▶ **EXERCISE AIM**
Report back every line in the data that includes the string "time".

___ PROVIDED DATA

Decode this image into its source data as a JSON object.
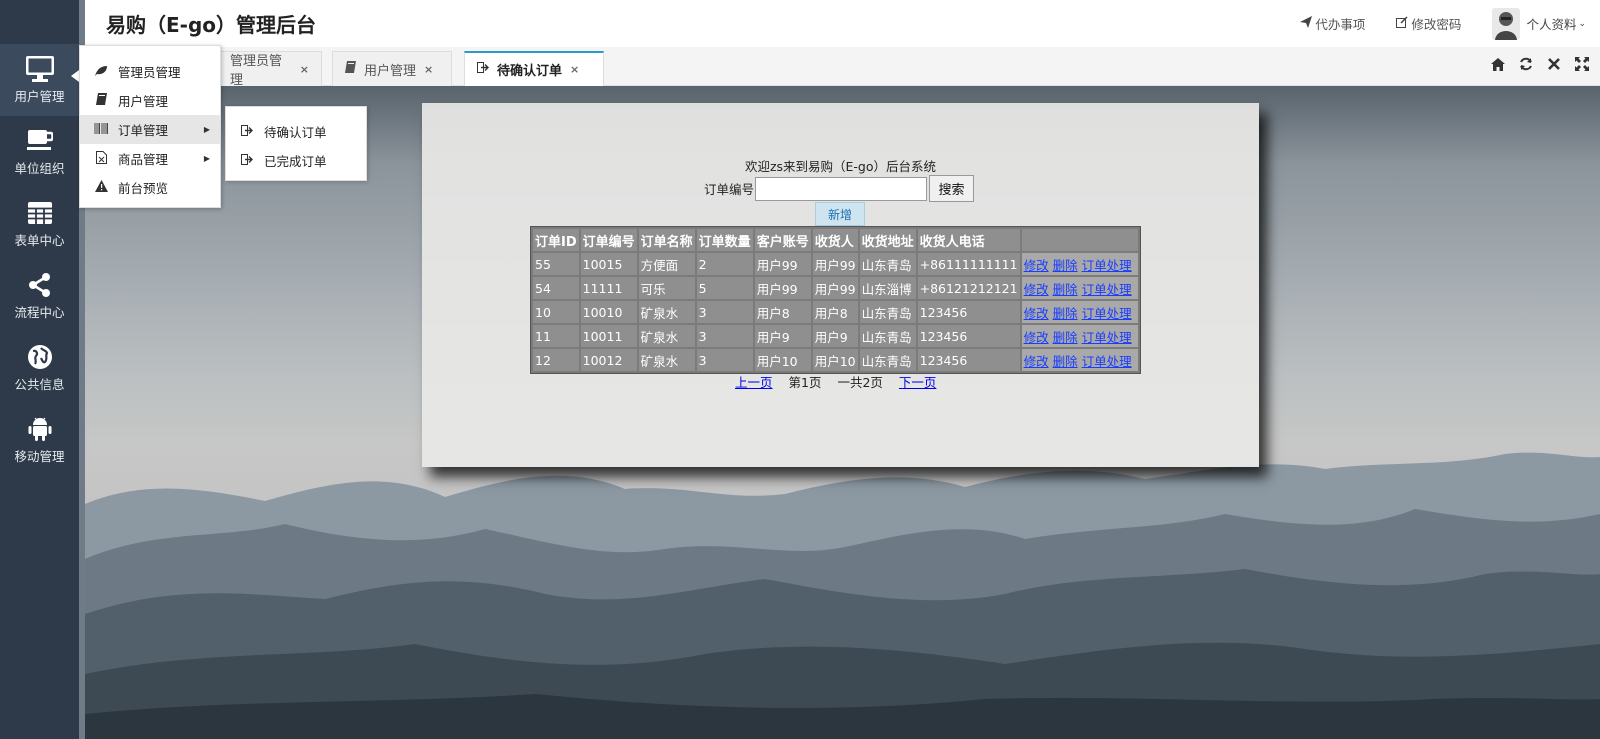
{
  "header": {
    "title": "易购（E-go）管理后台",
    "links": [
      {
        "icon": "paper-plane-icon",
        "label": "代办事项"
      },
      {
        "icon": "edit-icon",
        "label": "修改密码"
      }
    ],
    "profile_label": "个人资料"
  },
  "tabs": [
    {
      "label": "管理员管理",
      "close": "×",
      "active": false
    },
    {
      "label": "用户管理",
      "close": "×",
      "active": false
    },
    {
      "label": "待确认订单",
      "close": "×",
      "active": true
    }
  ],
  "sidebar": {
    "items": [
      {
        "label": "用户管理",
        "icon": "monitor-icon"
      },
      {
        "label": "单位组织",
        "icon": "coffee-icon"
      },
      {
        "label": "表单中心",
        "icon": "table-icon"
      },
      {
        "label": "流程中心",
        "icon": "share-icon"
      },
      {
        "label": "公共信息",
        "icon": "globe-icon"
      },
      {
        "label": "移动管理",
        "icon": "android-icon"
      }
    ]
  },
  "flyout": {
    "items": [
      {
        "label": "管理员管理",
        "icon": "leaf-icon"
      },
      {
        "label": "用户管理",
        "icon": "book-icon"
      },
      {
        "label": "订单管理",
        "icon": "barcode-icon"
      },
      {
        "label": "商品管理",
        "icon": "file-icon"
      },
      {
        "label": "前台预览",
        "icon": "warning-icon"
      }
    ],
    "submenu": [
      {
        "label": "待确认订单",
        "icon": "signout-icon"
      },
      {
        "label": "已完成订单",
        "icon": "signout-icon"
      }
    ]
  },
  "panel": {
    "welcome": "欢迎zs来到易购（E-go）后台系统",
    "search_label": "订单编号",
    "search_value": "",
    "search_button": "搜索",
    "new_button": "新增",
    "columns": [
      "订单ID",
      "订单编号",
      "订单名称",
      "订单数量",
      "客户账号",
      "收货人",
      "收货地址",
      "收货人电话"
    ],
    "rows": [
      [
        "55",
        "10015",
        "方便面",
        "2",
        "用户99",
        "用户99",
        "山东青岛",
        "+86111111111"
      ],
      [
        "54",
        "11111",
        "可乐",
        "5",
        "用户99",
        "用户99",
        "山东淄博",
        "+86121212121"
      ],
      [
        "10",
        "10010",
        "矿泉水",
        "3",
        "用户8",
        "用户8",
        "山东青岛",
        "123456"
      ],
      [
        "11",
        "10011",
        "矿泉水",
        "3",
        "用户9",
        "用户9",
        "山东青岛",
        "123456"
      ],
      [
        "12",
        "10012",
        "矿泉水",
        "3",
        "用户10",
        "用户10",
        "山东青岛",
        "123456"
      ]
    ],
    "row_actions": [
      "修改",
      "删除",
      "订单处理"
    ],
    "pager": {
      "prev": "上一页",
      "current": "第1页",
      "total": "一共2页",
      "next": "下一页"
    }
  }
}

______
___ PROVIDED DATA

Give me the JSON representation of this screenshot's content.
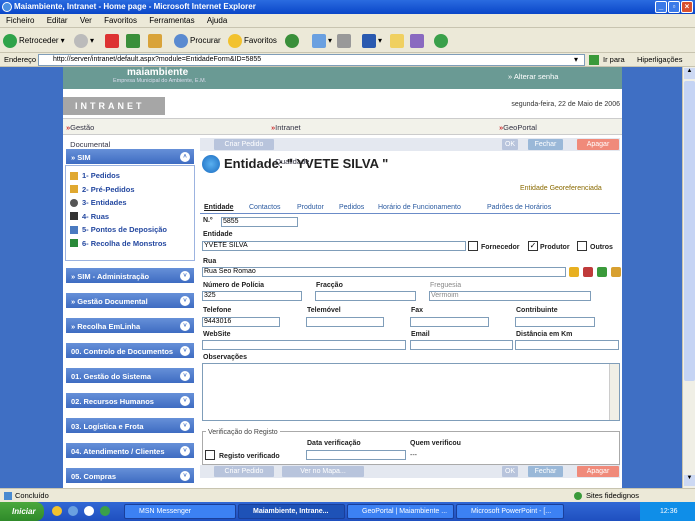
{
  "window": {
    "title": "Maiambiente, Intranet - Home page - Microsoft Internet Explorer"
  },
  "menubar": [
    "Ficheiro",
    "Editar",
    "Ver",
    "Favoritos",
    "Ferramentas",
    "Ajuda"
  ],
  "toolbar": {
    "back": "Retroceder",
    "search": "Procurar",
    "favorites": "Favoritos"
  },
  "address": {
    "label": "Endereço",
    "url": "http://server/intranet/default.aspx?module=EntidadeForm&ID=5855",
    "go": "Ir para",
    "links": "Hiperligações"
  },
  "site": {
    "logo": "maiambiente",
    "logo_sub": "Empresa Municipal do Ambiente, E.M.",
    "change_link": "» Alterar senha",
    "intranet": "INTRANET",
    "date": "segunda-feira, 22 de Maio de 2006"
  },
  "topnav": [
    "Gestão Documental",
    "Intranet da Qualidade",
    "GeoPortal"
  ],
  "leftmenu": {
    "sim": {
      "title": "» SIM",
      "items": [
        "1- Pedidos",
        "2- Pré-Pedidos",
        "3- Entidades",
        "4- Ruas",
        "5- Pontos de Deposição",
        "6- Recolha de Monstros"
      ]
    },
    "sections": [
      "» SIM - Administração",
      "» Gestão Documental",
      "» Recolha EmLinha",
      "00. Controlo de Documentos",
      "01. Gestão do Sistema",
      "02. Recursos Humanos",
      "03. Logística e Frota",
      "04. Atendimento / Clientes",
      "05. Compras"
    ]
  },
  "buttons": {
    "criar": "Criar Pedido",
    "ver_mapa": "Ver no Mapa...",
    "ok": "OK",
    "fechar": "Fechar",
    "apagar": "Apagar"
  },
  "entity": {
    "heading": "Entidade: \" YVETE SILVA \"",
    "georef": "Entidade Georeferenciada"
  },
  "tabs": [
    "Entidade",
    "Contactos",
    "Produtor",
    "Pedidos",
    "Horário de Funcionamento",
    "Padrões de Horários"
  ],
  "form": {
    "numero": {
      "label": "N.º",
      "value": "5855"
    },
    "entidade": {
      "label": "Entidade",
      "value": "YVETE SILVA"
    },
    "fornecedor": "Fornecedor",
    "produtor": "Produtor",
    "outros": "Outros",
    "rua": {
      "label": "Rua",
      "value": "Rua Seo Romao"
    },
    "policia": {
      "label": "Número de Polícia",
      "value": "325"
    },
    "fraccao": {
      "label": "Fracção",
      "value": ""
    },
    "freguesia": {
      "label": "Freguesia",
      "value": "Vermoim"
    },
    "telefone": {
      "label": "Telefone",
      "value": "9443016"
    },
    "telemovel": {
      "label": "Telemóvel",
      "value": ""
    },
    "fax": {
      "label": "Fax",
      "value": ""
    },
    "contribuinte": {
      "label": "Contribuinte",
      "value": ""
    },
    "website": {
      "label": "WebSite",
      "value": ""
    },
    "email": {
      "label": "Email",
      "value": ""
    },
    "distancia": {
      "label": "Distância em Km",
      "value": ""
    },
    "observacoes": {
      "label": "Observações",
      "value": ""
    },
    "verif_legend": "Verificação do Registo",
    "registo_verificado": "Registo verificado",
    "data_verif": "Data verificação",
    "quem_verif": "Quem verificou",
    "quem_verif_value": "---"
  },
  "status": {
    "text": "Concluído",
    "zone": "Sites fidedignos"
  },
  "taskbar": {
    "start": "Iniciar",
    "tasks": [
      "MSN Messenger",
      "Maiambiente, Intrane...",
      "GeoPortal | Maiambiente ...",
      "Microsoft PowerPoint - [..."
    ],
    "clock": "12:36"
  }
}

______
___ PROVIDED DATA

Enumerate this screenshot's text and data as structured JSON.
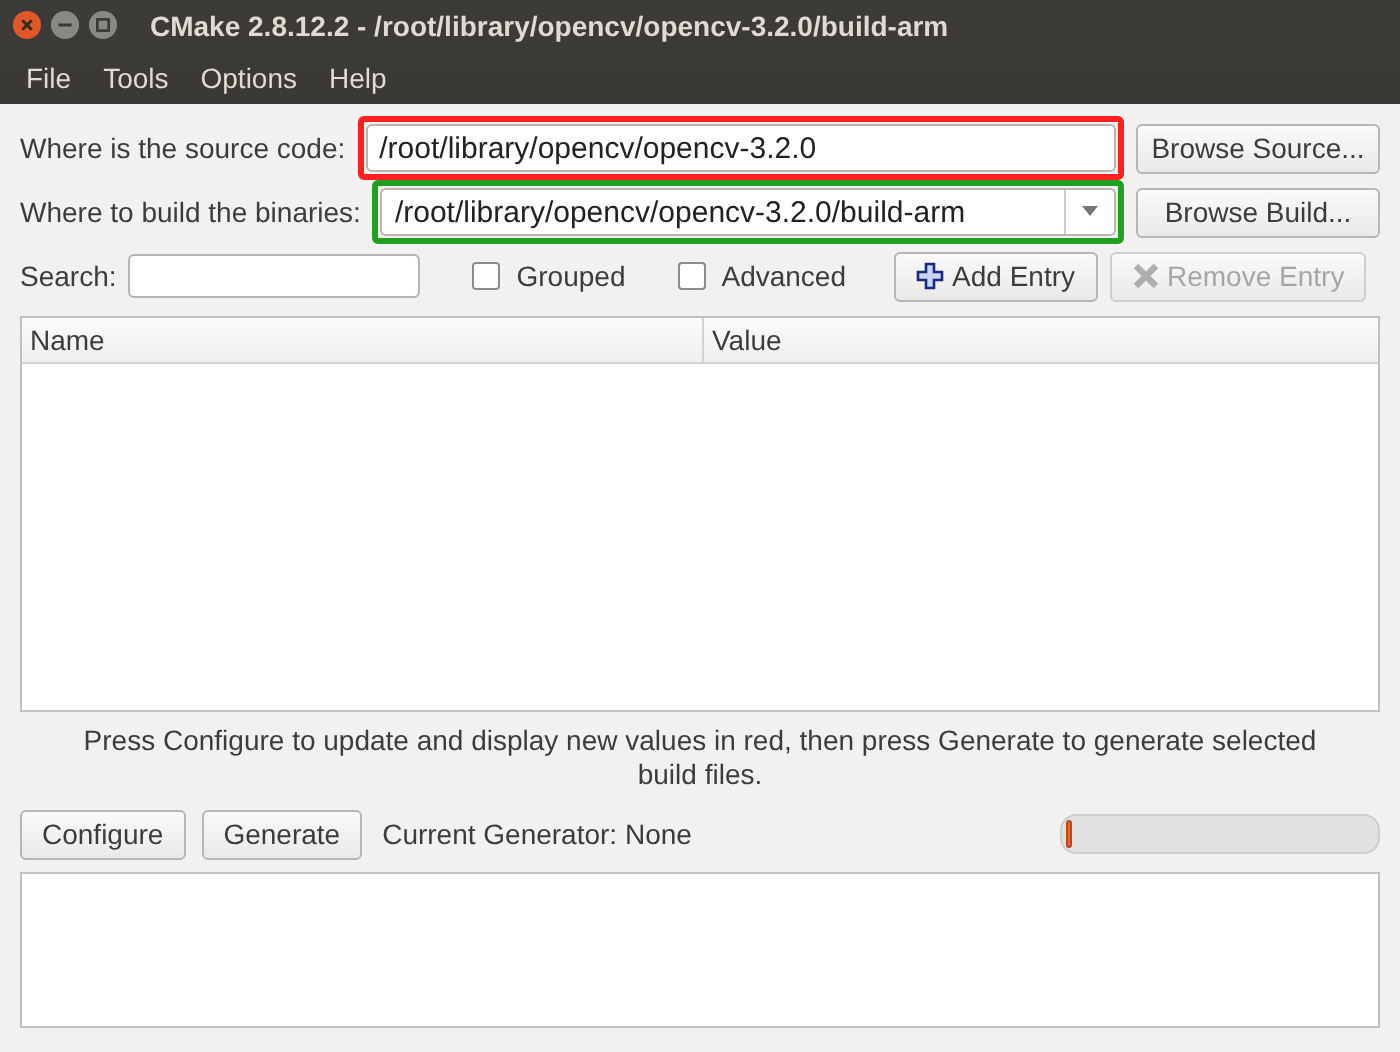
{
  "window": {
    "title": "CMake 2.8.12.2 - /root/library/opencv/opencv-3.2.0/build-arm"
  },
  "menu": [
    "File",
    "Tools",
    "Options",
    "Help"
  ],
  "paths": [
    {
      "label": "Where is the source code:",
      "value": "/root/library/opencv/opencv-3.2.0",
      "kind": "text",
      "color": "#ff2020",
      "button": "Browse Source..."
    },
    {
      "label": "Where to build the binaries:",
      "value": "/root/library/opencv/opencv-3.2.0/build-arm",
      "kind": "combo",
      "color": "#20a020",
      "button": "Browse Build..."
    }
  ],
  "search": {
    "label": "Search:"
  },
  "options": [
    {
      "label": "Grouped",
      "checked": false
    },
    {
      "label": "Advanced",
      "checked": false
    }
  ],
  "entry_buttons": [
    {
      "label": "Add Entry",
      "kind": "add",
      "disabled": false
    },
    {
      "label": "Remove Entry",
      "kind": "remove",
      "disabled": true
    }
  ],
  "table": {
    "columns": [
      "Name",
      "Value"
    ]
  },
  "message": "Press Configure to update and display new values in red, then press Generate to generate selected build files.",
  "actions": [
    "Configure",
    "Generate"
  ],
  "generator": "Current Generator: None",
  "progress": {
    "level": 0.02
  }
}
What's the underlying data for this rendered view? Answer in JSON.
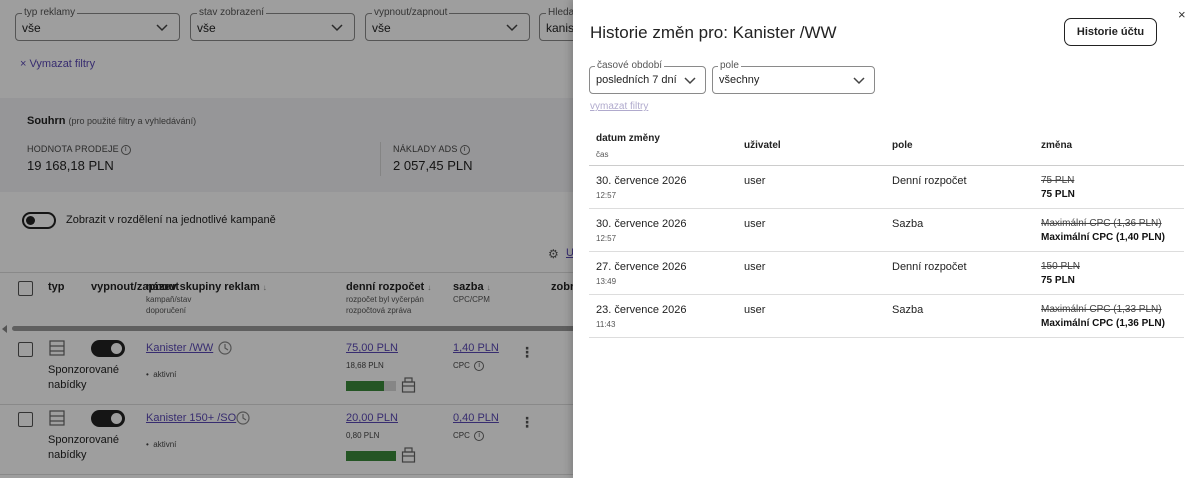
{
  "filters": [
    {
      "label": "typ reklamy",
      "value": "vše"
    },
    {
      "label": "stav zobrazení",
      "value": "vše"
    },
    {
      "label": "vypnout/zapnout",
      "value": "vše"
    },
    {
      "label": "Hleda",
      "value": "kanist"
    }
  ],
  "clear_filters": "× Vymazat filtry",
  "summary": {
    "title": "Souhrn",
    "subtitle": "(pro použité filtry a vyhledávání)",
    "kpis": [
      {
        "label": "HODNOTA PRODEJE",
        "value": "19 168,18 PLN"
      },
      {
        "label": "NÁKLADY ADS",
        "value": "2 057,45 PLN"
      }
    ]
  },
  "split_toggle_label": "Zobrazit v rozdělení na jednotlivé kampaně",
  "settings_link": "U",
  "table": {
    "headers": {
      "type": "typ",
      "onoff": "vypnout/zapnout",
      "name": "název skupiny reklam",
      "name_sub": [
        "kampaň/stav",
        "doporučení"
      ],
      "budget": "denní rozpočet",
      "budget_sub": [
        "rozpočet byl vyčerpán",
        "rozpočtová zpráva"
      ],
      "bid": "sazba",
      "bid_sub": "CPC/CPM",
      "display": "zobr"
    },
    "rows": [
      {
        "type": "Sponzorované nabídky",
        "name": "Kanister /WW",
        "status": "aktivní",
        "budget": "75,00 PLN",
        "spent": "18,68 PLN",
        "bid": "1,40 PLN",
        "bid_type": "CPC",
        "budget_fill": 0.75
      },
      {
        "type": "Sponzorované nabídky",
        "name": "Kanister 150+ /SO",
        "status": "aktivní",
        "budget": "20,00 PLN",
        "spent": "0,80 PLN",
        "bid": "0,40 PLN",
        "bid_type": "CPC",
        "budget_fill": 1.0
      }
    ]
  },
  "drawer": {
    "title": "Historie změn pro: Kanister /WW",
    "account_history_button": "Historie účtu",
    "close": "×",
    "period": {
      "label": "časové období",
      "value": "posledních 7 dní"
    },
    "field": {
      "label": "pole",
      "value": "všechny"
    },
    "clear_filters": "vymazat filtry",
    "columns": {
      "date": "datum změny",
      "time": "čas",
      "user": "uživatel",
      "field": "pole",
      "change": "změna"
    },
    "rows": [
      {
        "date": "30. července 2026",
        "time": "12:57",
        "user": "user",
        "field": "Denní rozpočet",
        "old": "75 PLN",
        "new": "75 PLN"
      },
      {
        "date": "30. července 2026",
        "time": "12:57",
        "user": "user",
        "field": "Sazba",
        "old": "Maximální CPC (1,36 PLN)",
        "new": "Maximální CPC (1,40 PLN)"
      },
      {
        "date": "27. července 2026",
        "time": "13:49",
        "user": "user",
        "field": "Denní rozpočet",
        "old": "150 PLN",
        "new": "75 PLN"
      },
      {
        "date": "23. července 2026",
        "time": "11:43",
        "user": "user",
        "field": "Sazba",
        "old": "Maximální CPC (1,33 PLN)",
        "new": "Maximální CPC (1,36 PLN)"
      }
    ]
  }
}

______

▶ **TASK ANSWER**
      "time": "čas",
        "time": "12:57",
        "time": "12:57",
        "time": "13:49",
        "time": "11:43",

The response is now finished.